This week’s wine news: The wine snobs celebrate the holiday season
• Ice in a glass of wine? VinePair asks sommeliers when it’s OK to put an ice cube in a glass of wine, because we need guidance on this subject from people with initials after their names. The post, believe it or not, includes a section on how to properly add ice. It’s pieces like this that make me wonder if I’ve wasted the past 13 years writing the blog. How about this advice? Add a cube or two when you feel like it. Which, in Texas in August, we feel like a lot.
• The kindness of strangers? Mary Margaret McCamic, MW, writing on the Karolus Wine Imports blog, notes that “many of the most exciting bottles that I have enjoyed were the result of the generosity of collectors.” How does one respond to that? Does this mean that when the Big Guy comes over, and we dip into the wine closet for my latest $10 find, it’s not exciting? It’s pieces like this that make me wonder if I’ve wasted the past 13 years writing the blog.
• No affordable wine? Megan Krigbaum, writing for Punch, laments the loss of affordable Beaujolais on restaurant wine lists. She defines this as Beaujolais costing less than $100 a bottle. It’s pieces like this that make me wonder if I’ve wasted the past 13 years writing the blog. $100 is affordable? For whom? This also begs the question of Beaujolais’ availability on restaurant wine lists, and especially in the middle of the country. But what do I know? I put ice cubes in un-exciting $10 wine.
This week’s wine news: Wine.com reports 217 percent sales increase, plus restaurants are headed in the opposite direction and another critic ponders the need for toasty and oaky

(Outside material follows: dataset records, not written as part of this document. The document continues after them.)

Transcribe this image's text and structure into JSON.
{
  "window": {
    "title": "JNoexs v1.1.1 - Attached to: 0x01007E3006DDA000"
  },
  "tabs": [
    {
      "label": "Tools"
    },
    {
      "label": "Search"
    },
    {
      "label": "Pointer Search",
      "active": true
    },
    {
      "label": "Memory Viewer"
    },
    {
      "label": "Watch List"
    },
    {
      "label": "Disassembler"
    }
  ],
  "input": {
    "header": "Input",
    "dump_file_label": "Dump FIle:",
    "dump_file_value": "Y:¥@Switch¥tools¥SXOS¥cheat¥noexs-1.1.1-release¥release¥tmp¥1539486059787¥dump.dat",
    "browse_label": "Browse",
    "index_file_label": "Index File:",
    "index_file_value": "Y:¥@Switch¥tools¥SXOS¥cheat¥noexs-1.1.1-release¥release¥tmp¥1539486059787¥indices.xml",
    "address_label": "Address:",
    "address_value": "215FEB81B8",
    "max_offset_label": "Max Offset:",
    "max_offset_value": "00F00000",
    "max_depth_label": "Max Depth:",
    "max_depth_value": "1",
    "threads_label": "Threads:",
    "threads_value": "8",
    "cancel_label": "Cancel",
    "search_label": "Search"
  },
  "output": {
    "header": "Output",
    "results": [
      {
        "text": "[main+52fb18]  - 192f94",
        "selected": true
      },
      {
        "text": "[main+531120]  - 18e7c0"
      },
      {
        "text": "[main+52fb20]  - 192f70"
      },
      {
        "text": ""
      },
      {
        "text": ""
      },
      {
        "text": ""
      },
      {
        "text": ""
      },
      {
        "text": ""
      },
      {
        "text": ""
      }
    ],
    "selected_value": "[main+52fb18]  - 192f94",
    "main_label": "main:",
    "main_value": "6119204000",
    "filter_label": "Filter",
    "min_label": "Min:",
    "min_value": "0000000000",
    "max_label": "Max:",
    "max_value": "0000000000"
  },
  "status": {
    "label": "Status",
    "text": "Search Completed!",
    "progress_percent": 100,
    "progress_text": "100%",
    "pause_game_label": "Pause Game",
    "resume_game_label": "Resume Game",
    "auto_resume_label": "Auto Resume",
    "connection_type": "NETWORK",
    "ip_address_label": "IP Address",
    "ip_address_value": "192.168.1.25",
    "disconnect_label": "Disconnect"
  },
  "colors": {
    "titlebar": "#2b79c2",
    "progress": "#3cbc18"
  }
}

• Wine.com sales: Wine.com, the U.S.’ biggest on-line wine retailer, ended the first six months of its fiscal year with a 217 percent sales increase compared to the previous 12 months. Can anyone say pandemic? Even without the increase in on-line retail caused by the coronavirus, sales for the previous 12 months were up 102 percent. One key to the jump: repeat sales from customers who pay $49 a year for free shipping, similar to Amazon Prime’s free shipping. Sales from those customers increased by about one-fifth more than overall sales for the past 12 months, as more of those customers bought more wine on-line. This raises the question again: How, once the retail world returns more or less to normal, will we be able to go back to thinking of on-line wine as something special, and not something we buy every day?

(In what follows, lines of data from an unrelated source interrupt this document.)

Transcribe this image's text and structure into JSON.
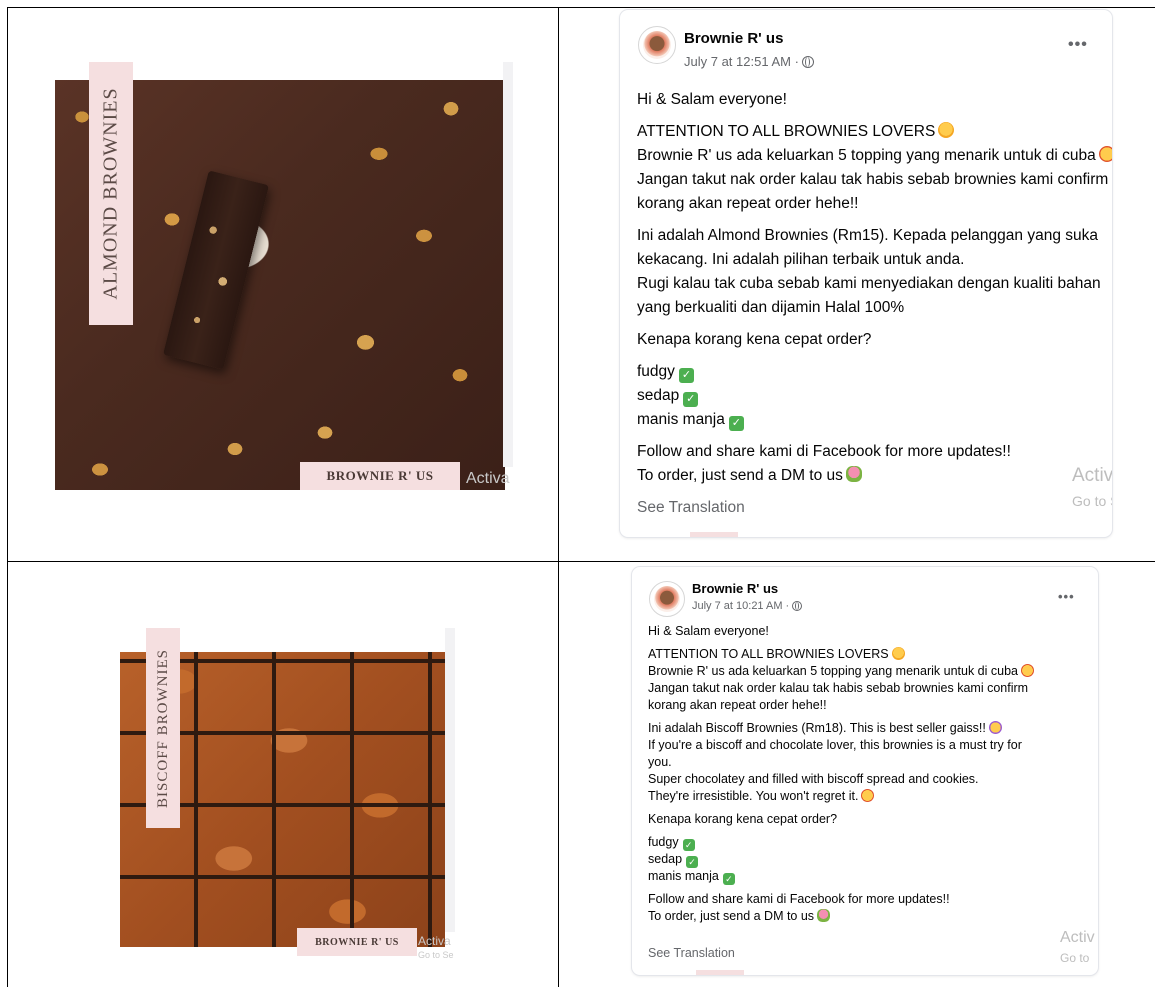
{
  "row1": {
    "image": {
      "vertical_title": "ALMOND BROWNIES",
      "brand_tag": "BROWNIE R' US",
      "watermark": "Activa"
    },
    "post": {
      "author": "Brownie R' us",
      "timestamp": "July 7 at 12:51 AM ·",
      "more_icon": "more-horizontal-icon",
      "lines": [
        "Hi & Salam everyone!",
        "ATTENTION TO ALL BROWNIES LOVERS",
        "Brownie R' us ada keluarkan 5 topping yang menarik untuk di cuba",
        "Jangan takut nak order kalau tak habis sebab brownies kami confirm",
        "korang akan repeat order hehe!!",
        "Ini adalah Almond Brownies (Rm15). Kepada pelanggan yang suka",
        "kekacang. Ini adalah pilihan terbaik untuk anda.",
        "Rugi kalau tak cuba sebab kami menyediakan dengan kualiti bahan",
        "yang berkualiti dan dijamin Halal 100%",
        "Kenapa korang kena cepat order?",
        "fudgy",
        "sedap",
        "manis manja",
        "Follow and share kami di Facebook for more updates!!",
        "To order, just send a DM to us"
      ],
      "see_translation": "See Translation",
      "watermark_line1": "Activ",
      "watermark_line2": "Go to S"
    }
  },
  "row2": {
    "image": {
      "vertical_title": "BISCOFF BROWNIES",
      "brand_tag": "BROWNIE R' US",
      "watermark": "Activa",
      "watermark_sub": "Go to Se"
    },
    "post": {
      "author": "Brownie R' us",
      "timestamp": "July 7 at 10:21 AM ·",
      "more_icon": "more-horizontal-icon",
      "lines": [
        "Hi & Salam everyone!",
        "ATTENTION TO ALL BROWNIES LOVERS",
        "Brownie R' us ada keluarkan 5 topping yang menarik untuk di cuba",
        "Jangan takut nak order kalau tak habis sebab brownies kami confirm",
        "korang akan repeat order hehe!!",
        "Ini adalah Biscoff Brownies (Rm18). This is best seller gaiss!!",
        "If you're a biscoff and chocolate lover, this brownies is a must try for",
        "you.",
        "Super chocolatey and filled with biscoff spread and cookies.",
        "They're irresistible. You won't regret it.",
        "Kenapa korang kena cepat order?",
        "fudgy",
        "sedap",
        "manis manja",
        "Follow and share kami di Facebook for more updates!!",
        "To order, just send a DM to us"
      ],
      "see_translation": "See Translation",
      "watermark_line1": "Activ",
      "watermark_line2": "Go to"
    }
  }
}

• Not so good news: Tom Wark, writing on the Fermentation blog, asks: “Do we allow a huge swath of restaurants across the country to simply disappear in the wake of COVID and state’s restaurant shutdown orders or do we act to aid these institutions?” This has been the elephant in the room as the pandemic continues, with restaurants — rightly or wrongly — bearing the burst of government restrictions. I don’t know that I agree with all Tom writes, but his piece is well worth reading.